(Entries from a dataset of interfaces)
--- START ---
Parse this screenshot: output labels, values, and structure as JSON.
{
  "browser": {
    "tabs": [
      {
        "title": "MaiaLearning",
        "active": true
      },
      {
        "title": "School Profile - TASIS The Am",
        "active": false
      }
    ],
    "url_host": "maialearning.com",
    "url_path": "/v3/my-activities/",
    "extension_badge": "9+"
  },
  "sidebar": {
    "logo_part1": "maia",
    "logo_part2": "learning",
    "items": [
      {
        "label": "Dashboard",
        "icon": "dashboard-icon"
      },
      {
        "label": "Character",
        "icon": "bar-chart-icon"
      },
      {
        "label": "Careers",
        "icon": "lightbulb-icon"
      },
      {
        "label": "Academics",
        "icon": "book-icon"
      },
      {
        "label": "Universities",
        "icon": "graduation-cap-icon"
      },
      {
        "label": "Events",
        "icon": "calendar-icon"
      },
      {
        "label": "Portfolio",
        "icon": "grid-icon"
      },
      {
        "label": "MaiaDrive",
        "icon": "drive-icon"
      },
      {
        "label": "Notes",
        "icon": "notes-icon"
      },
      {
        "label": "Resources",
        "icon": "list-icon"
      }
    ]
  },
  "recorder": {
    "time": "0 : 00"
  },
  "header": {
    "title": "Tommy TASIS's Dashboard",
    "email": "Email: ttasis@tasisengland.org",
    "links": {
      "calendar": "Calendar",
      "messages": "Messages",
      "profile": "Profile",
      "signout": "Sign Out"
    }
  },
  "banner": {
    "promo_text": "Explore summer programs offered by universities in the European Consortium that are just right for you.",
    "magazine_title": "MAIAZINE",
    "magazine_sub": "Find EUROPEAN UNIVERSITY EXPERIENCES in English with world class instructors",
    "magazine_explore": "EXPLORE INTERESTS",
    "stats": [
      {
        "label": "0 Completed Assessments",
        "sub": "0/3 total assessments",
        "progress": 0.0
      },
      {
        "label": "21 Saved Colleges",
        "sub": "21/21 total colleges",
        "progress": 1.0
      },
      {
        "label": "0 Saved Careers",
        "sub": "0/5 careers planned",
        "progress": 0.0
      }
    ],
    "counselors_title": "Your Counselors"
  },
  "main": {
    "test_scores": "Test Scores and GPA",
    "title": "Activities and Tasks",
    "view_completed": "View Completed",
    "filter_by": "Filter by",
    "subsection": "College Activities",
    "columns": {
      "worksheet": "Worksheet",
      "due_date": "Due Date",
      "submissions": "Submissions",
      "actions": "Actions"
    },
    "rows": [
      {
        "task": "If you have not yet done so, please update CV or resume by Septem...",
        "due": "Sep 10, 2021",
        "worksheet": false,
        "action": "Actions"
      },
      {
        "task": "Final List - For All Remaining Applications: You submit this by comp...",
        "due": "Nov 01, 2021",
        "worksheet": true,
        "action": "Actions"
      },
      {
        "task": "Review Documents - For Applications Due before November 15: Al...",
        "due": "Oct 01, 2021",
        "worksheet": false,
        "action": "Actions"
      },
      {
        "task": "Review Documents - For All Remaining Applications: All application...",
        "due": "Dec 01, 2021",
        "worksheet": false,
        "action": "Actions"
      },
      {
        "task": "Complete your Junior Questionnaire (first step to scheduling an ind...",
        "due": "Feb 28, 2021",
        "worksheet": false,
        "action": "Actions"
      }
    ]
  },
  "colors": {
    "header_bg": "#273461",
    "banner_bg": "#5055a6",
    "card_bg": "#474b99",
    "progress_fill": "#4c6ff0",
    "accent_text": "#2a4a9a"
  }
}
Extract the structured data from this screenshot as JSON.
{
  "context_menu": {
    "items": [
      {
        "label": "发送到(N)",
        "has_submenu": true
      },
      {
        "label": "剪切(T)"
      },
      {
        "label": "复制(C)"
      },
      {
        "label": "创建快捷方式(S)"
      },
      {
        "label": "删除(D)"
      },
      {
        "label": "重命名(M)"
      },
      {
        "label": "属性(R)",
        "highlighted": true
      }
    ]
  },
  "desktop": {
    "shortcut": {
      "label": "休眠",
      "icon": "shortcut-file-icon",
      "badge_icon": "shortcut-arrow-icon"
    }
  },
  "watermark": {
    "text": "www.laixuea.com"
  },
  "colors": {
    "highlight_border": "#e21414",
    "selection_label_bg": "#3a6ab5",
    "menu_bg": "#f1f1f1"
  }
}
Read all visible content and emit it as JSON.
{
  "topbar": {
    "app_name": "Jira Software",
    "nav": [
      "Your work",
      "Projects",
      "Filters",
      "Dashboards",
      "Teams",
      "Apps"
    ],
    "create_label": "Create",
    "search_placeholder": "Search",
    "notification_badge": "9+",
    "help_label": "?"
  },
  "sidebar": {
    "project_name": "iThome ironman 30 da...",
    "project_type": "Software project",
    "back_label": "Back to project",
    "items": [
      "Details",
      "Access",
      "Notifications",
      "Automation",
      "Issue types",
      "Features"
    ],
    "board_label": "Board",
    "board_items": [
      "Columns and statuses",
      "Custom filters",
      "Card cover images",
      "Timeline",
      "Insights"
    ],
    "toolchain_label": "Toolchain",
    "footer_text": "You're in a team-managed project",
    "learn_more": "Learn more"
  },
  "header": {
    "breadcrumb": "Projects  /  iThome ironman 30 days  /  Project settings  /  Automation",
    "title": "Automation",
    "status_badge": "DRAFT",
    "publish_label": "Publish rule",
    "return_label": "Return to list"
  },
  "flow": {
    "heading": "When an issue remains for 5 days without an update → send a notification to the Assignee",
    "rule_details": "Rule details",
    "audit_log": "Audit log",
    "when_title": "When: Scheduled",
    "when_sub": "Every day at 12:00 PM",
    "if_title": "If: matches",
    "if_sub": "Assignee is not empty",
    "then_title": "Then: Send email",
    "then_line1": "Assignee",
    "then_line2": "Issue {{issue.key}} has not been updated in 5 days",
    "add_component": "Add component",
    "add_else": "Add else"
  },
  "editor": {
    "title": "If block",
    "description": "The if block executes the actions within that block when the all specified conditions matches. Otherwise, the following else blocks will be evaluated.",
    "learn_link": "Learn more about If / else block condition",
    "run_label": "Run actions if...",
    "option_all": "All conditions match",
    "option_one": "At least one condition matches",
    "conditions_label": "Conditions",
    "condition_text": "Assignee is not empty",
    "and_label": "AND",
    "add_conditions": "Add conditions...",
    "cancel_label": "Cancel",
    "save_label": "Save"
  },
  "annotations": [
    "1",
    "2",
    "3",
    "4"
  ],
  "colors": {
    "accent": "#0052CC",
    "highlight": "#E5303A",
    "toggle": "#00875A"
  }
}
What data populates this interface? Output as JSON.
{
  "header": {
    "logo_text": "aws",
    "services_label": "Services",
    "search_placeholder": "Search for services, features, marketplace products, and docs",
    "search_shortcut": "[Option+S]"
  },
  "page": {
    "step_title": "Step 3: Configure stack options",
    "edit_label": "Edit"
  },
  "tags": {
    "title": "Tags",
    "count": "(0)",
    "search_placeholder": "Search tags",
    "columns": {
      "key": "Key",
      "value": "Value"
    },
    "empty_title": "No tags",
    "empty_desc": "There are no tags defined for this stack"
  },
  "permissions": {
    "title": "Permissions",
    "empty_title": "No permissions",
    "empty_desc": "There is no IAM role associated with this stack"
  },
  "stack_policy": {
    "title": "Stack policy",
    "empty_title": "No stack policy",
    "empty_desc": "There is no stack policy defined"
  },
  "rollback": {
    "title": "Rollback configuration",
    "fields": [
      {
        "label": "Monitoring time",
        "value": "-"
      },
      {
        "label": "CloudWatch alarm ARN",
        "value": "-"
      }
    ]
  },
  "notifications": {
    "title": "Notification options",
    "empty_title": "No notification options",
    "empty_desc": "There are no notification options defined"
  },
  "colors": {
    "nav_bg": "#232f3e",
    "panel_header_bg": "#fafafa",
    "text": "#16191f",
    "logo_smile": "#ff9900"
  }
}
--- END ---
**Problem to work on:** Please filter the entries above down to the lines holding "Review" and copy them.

**Result of this exercise:**
        "task": "Review Documents - For Applications Due before November 15: Al...",
        "task": "Review Documents - For All Remaining Applications: All application...",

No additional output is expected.